Rageservices[dot]net advertises itself as a store for custom programming and Web site development. Its content is identical to a site called QuantumServices. A small purchase through the rageservices[dot]net site for a simple program generated a response from Quantum Services and an email from firstname.lastname@example.org. The person responding at that email address declined to give his or her name, but said they were not Justin Poland.
Figures posted to the home page of ragebooter[dot]net claim the service has been used to conduct more than 310,000 DDoS attacks. Memberships are sold in packages ranging from $3 per day to $300 a year for an “enterprise” plan. Ragebooter[dot]net includes a notice at the top of the site indicating that rageservices[dot]net is indeed affiliated with Ragebooter.
If Poland still is running Ragebooter, he may well be violating the terms of his parole. According to the FBI, the use of DDoS-for-hire services like Ragebooter is illegal.
In October the FBI released an advisory warning that the use of booter services — also called “stressers” — is punishable under the Computer Fraud and Abuse Act, and may result in arrest and criminal prosecution.
“Booter and stresser services are a form of DDoS-for-hire— advertised in forum communications and available on Dark Web marketplaces— offering malicious actors the ability to anonymously attack any Internet-connected target. These services are obtained through a monetary transaction, usually in the form of online payment services and virtual currency.
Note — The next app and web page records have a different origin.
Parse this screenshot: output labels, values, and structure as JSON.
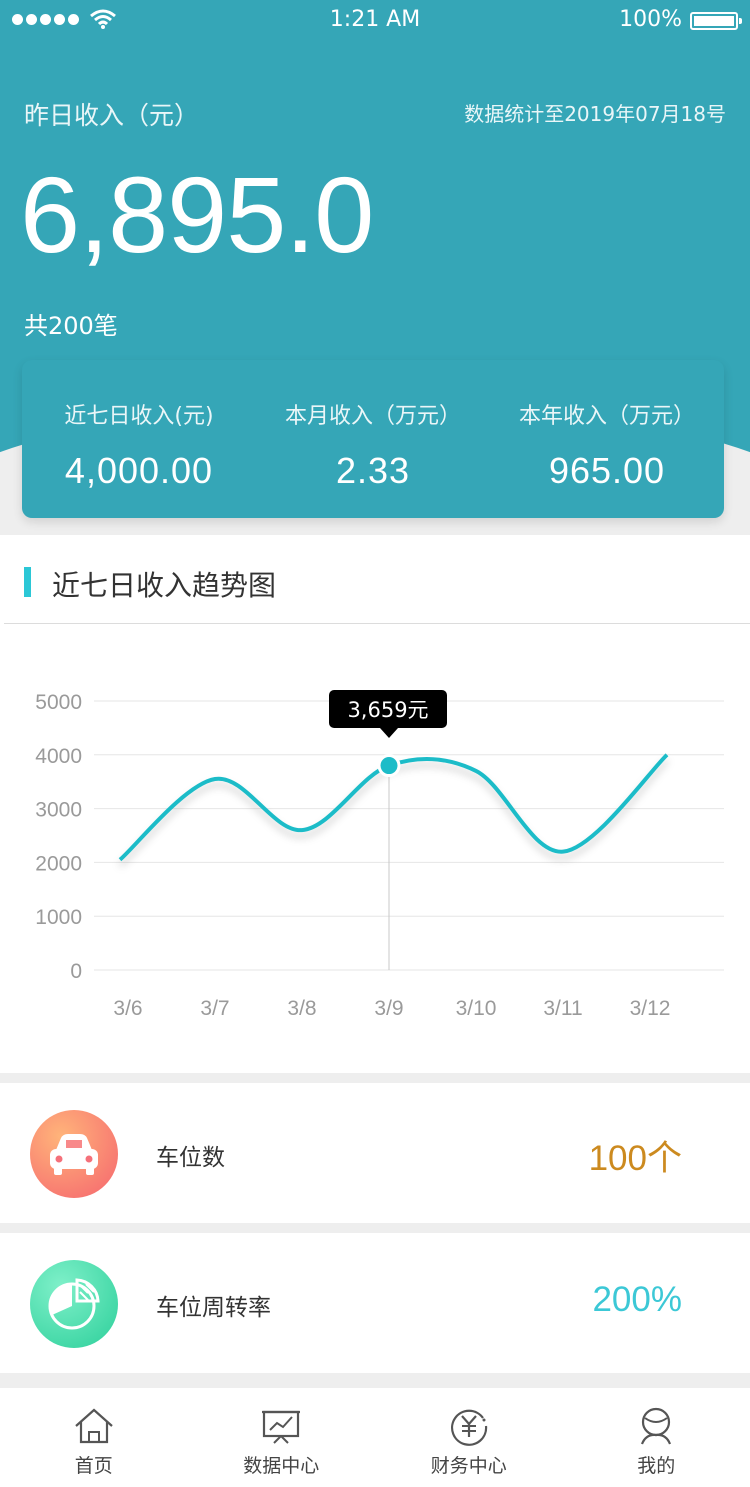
{
  "status": {
    "time": "1:21 AM",
    "battery": "100%"
  },
  "header": {
    "yesterday_label": "昨日收入（元）",
    "stat_date": "数据统计至2019年07月18号",
    "yesterday_value": "6,895.0",
    "count": "共200笔"
  },
  "summary": [
    {
      "label": "近七日收入(元)",
      "value": "4,000.00"
    },
    {
      "label": "本月收入（万元）",
      "value": "2.33"
    },
    {
      "label": "本年收入（万元）",
      "value": "965.00"
    }
  ],
  "chart_section": {
    "title": "近七日收入趋势图"
  },
  "chart_data": {
    "type": "line",
    "categories": [
      "3/6",
      "3/7",
      "3/8",
      "3/9",
      "3/10",
      "3/11",
      "3/12"
    ],
    "series": [
      {
        "values": [
          2050,
          3550,
          2600,
          3800,
          3700,
          2200,
          4000
        ]
      }
    ],
    "ylim": [
      0,
      5000
    ],
    "yticks": [
      0,
      1000,
      2000,
      3000,
      4000,
      5000
    ],
    "grid": true,
    "line_color": "#1dbcc8",
    "highlight": {
      "index": 3,
      "label": "3,659元"
    }
  },
  "stats": [
    {
      "name": "车位数",
      "value": "100个",
      "color": "#cc8a1f",
      "icon": "car-icon"
    },
    {
      "name": "车位周转率",
      "value": "200%",
      "color": "#3cc8d6",
      "icon": "pie-chart-icon"
    }
  ],
  "tabs": [
    {
      "label": "首页",
      "icon": "home-icon"
    },
    {
      "label": "数据中心",
      "icon": "data-center-icon"
    },
    {
      "label": "财务中心",
      "icon": "finance-icon"
    },
    {
      "label": "我的",
      "icon": "profile-icon"
    }
  ]
}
Criminal actors running booter and stresser services sell access to DDoS botnets, a network of malware-infected computers exploited to make a victim server or network resource unavailable by overloading the device with massive amounts of fake or illegitimate traffic.